Are there time limits? Yes! There are strict time limits. You should consult your solicitor as soon as possible to ensure a claim can still be made. Similarly if you are an executor of an estate you should only distribute the estate on the advice of a solicitor. Distributing too early could make you personally liable should a claim be made against the estate.

How are family provision applications determined? Just because a person is eligible to make a family provision application doesn’t mean that they will automatically succeed. For one of these claims to be successful the applicant must be able to show:

  • as at the time when the deceased passed away that they have a need for proper maintenance and support greater than what they have been left under the estate; and
  • that they have a moral claim to a part of the estate taking into account all of the facts and circumstances.

 Relevant facts and circumstances. The court will try to place itself in the position of the deceased person when deciding one of these matters.  As everyone is unique, every family provision application is also unique; therefore factors which are relevant in one case may not be in another. Past cases do provide some guidance however; e.g. the following have been found to be relevant:

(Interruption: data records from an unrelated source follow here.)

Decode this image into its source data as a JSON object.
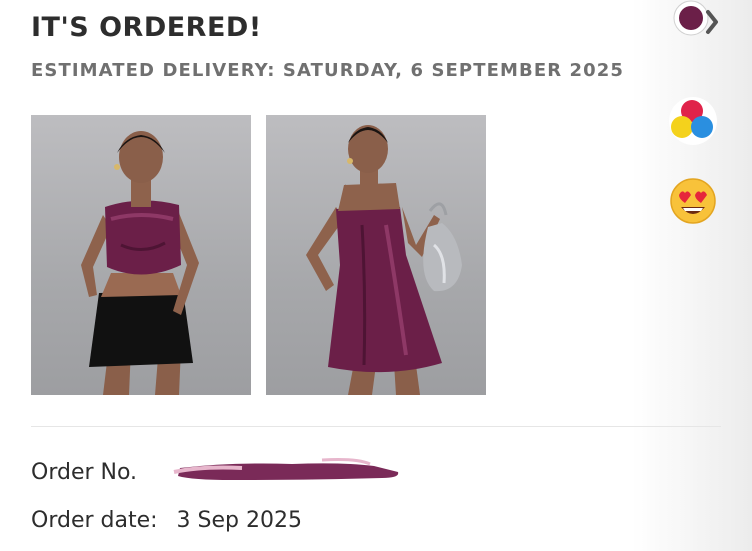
{
  "header": {
    "title": "IT'S ORDERED!",
    "estimated_delivery": "ESTIMATED DELIVERY: SATURDAY, 6 SEPTEMBER 2025"
  },
  "order": {
    "order_no_label": "Order No.",
    "order_date_label": "Order date:",
    "order_date_value": "3 Sep 2025"
  },
  "products": [
    {
      "item": "Burgundy satin corset top with black mini skirt"
    },
    {
      "item": "Burgundy satin mini dress with silver bag"
    }
  ],
  "floating_buttons": [
    {
      "icon": "avatar-chevron-icon"
    },
    {
      "icon": "color-palette-icon"
    },
    {
      "icon": "heart-eyes-emoji-icon"
    }
  ],
  "colors": {
    "text": "#2d2d2d",
    "subtext": "#707070",
    "satin": "#6b1f48",
    "redaction": "#7a2a58"
  }
}
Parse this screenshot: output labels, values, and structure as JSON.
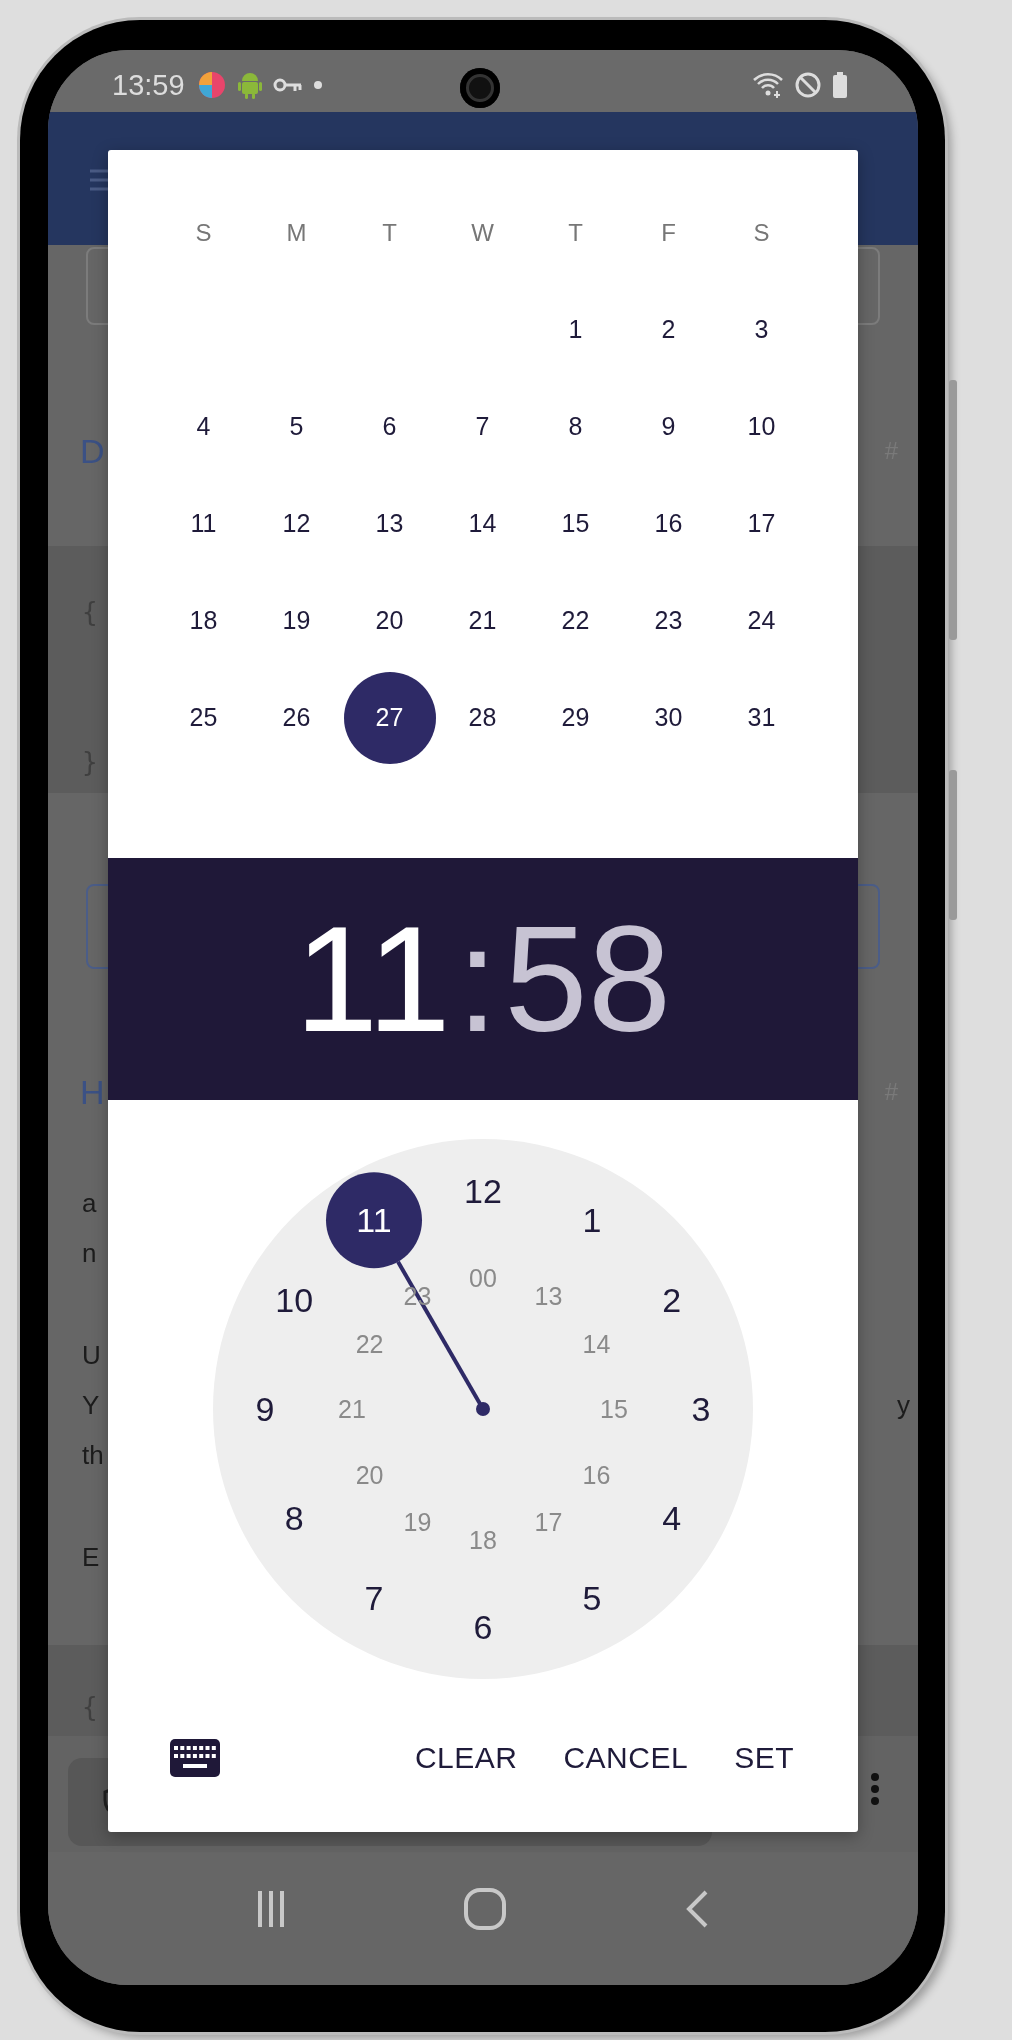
{
  "status_bar": {
    "time": "13:59"
  },
  "background": {
    "section_1": {
      "heading": "D",
      "anchor": "#"
    },
    "code_1": [
      "{",
      "}"
    ],
    "section_2": {
      "heading": "H",
      "anchor": "#",
      "paragraphs": [
        [
          {
            "left": "a"
          },
          {
            "left": "n"
          }
        ],
        [
          {
            "left": "U"
          },
          {
            "left": "Y",
            "right": "y"
          },
          {
            "left": "th"
          }
        ],
        [
          {
            "left": "E"
          }
        ]
      ]
    },
    "code_2": [
      "{"
    ]
  },
  "calendar": {
    "weekdays": [
      "S",
      "M",
      "T",
      "W",
      "T",
      "F",
      "S"
    ],
    "weeks": [
      [
        {
          "day": "1",
          "selected": false
        },
        {
          "day": "2",
          "selected": false
        },
        {
          "day": "3",
          "selected": false
        }
      ],
      [
        {
          "day": "4",
          "selected": false
        },
        {
          "day": "5",
          "selected": false
        },
        {
          "day": "6",
          "selected": false
        },
        {
          "day": "7",
          "selected": false
        },
        {
          "day": "8",
          "selected": false
        },
        {
          "day": "9",
          "selected": false
        },
        {
          "day": "10",
          "selected": false
        }
      ],
      [
        {
          "day": "11",
          "selected": false
        },
        {
          "day": "12",
          "selected": false
        },
        {
          "day": "13",
          "selected": false
        },
        {
          "day": "14",
          "selected": false
        },
        {
          "day": "15",
          "selected": false
        },
        {
          "day": "16",
          "selected": false
        },
        {
          "day": "17",
          "selected": false
        }
      ],
      [
        {
          "day": "18",
          "selected": false
        },
        {
          "day": "19",
          "selected": false
        },
        {
          "day": "20",
          "selected": false
        },
        {
          "day": "21",
          "selected": false
        },
        {
          "day": "22",
          "selected": false
        },
        {
          "day": "23",
          "selected": false
        },
        {
          "day": "24",
          "selected": false
        }
      ],
      [
        {
          "day": "25",
          "selected": false
        },
        {
          "day": "26",
          "selected": false
        },
        {
          "day": "27",
          "selected": true
        },
        {
          "day": "28",
          "selected": false
        },
        {
          "day": "29",
          "selected": false
        },
        {
          "day": "30",
          "selected": false
        },
        {
          "day": "31",
          "selected": false
        }
      ]
    ]
  },
  "time": {
    "hour": "11",
    "separator": ":",
    "minute": "58",
    "hour_selected": true,
    "minute_selected": false
  },
  "clock": {
    "outer": [
      {
        "label": "12",
        "selected": false
      },
      {
        "label": "1",
        "selected": false
      },
      {
        "label": "2",
        "selected": false
      },
      {
        "label": "3",
        "selected": false
      },
      {
        "label": "4",
        "selected": false
      },
      {
        "label": "5",
        "selected": false
      },
      {
        "label": "6",
        "selected": false
      },
      {
        "label": "7",
        "selected": false
      },
      {
        "label": "8",
        "selected": false
      },
      {
        "label": "9",
        "selected": false
      },
      {
        "label": "10",
        "selected": false
      },
      {
        "label": "11",
        "selected": true
      }
    ],
    "inner": [
      {
        "label": "00",
        "selected": false
      },
      {
        "label": "13",
        "selected": false
      },
      {
        "label": "14",
        "selected": false
      },
      {
        "label": "15",
        "selected": false
      },
      {
        "label": "16",
        "selected": false
      },
      {
        "label": "17",
        "selected": false
      },
      {
        "label": "18",
        "selected": false
      },
      {
        "label": "19",
        "selected": false
      },
      {
        "label": "20",
        "selected": false
      },
      {
        "label": "21",
        "selected": false
      },
      {
        "label": "22",
        "selected": false
      },
      {
        "label": "23",
        "selected": false
      }
    ]
  },
  "buttons": [
    "CLEAR",
    "CANCEL",
    "SET"
  ]
}
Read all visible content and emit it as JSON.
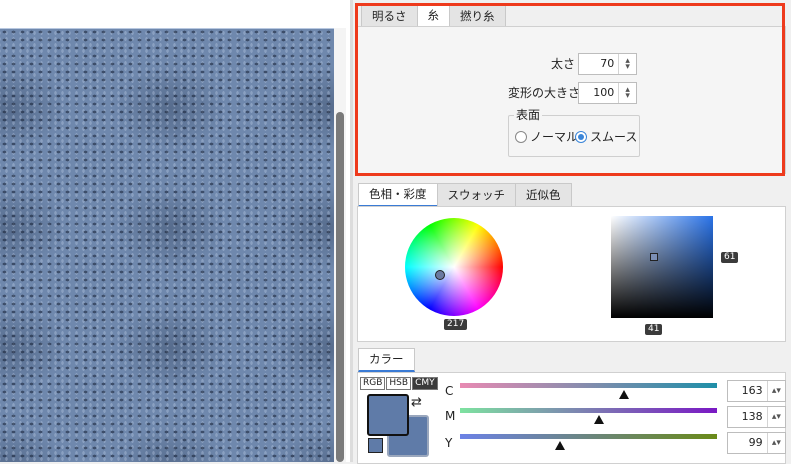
{
  "top_tabs": [
    "明るさ",
    "糸",
    "撚り糸"
  ],
  "yarn": {
    "thickness_label": "太さ",
    "thickness_value": "70",
    "deform_label": "変形の大きさ",
    "deform_value": "100",
    "surface_group": "表面",
    "surface_options": [
      "ノーマル",
      "スムース"
    ],
    "surface_selected": "スムース"
  },
  "color_tabs": [
    "色相・彩度",
    "スウォッチ",
    "近似色"
  ],
  "hue_badge": "217",
  "saturation_badge": "61",
  "brightness_badge": "41",
  "color_panel": {
    "tab": "カラー",
    "modes": [
      "RGB",
      "HSB",
      "CMY"
    ],
    "active_mode": "CMY",
    "swap_icon": "swap-arrows-icon",
    "channels": [
      {
        "label": "C",
        "value": "163",
        "fraction": 0.64
      },
      {
        "label": "M",
        "value": "138",
        "fraction": 0.54
      },
      {
        "label": "Y",
        "value": "99",
        "fraction": 0.39
      }
    ]
  },
  "colors": {
    "accent": "#3a7bd5",
    "highlight": "#ee3a1c",
    "current_color": "#5f7ba8"
  }
}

  • the size of the estate;
  • the applicant’s financial position, age, state of health and prospects for the future;
  • the relationship between the applicant and the deceased;
  • support given by the applicant to the deceased personally or in developing assets or businesses (e.g. the family farm);
  • encouragement given to the applicant by the deceased to base their lifestyle on the understanding that he or she would inherit certain property;
  • poor conduct of the applicant towards the deceased which weakens the applicant’s claim on the estate;
  • the relationships between the deceased person and others who could make a claim on the estate; and
  • the financial position, age, state of health and prospects for the future of the beneficiaries named in the will.